══ Extracted information ══
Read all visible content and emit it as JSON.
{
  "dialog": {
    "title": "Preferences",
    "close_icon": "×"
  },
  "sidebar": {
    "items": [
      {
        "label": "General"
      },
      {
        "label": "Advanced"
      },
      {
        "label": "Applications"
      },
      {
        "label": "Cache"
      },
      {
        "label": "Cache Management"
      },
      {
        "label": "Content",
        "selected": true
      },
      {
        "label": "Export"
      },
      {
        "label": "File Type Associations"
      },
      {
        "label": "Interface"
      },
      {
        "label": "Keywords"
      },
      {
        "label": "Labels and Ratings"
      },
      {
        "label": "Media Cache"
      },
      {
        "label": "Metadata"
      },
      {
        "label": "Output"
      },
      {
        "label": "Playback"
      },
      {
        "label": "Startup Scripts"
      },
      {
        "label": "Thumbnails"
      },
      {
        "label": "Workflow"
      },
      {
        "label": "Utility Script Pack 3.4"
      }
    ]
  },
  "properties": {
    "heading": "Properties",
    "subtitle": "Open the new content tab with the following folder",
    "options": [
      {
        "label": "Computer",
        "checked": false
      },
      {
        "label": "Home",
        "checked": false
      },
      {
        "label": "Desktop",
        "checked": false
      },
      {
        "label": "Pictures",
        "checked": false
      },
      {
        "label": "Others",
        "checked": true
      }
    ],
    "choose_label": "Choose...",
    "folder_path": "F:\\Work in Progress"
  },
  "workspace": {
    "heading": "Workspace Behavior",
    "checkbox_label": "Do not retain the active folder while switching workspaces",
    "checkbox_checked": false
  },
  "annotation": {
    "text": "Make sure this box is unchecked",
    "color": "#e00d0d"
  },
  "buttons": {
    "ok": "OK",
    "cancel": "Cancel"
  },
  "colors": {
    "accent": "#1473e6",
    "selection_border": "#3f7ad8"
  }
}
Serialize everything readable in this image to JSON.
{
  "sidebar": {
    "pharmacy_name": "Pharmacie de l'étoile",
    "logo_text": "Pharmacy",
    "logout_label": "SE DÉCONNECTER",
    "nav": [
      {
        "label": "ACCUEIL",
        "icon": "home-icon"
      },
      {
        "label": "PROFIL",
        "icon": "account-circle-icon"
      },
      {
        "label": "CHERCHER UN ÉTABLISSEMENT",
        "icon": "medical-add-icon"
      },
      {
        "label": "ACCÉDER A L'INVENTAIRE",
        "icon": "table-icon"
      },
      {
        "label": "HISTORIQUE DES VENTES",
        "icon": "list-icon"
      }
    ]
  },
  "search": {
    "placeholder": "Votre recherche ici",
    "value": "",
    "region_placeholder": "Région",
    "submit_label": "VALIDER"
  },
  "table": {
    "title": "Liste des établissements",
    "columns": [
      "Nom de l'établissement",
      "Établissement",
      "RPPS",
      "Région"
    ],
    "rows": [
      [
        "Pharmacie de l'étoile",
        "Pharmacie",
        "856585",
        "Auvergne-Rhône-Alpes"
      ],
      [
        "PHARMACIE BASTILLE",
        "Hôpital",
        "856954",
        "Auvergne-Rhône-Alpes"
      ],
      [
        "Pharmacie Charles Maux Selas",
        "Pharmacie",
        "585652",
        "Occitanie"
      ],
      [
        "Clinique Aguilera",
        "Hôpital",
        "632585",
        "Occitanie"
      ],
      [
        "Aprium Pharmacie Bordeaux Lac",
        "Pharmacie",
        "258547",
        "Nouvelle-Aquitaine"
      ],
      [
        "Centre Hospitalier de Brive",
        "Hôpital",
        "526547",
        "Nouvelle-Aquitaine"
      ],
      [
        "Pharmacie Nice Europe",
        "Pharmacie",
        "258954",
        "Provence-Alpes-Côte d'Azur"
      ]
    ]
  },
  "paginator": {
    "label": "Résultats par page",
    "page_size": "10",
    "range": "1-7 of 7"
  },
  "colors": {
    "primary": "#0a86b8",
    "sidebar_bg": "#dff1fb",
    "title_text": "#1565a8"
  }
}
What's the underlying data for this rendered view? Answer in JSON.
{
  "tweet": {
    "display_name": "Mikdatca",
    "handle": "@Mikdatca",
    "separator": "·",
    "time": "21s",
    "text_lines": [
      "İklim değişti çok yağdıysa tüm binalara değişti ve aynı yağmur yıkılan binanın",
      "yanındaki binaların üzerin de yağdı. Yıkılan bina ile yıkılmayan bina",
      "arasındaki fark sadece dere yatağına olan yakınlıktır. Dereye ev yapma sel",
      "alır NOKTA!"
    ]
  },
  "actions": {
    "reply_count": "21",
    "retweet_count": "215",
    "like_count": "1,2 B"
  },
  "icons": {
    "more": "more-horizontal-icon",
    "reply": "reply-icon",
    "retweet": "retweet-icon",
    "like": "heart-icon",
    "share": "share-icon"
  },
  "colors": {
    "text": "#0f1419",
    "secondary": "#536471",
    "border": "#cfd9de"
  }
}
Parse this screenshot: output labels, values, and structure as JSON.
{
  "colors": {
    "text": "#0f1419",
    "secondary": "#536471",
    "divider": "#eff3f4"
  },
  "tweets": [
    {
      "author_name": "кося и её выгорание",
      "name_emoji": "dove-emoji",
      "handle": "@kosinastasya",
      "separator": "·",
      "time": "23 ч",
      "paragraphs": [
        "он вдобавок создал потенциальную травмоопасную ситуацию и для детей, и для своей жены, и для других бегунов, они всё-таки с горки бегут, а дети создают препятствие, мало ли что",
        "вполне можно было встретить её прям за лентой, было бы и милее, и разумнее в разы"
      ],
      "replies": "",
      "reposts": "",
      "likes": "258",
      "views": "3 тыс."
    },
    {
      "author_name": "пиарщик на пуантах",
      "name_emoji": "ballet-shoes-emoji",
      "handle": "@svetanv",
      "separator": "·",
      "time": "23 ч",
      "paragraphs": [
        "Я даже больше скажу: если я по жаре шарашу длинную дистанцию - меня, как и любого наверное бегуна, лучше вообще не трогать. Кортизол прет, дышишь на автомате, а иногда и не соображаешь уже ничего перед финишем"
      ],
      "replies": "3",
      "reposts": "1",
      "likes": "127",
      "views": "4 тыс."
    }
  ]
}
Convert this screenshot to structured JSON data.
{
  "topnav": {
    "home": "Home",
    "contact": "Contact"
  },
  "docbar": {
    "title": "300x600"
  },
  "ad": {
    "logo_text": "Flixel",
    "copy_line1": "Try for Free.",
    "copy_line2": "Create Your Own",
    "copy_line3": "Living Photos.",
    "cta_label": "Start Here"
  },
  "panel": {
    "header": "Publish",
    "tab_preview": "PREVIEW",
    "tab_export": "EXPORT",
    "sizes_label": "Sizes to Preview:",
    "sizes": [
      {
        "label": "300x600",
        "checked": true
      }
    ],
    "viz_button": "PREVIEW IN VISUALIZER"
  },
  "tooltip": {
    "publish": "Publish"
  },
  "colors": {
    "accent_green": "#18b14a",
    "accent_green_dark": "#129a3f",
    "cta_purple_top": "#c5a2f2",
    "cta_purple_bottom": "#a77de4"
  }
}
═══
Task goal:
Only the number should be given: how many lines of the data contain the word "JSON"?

Answer for this exercise:
5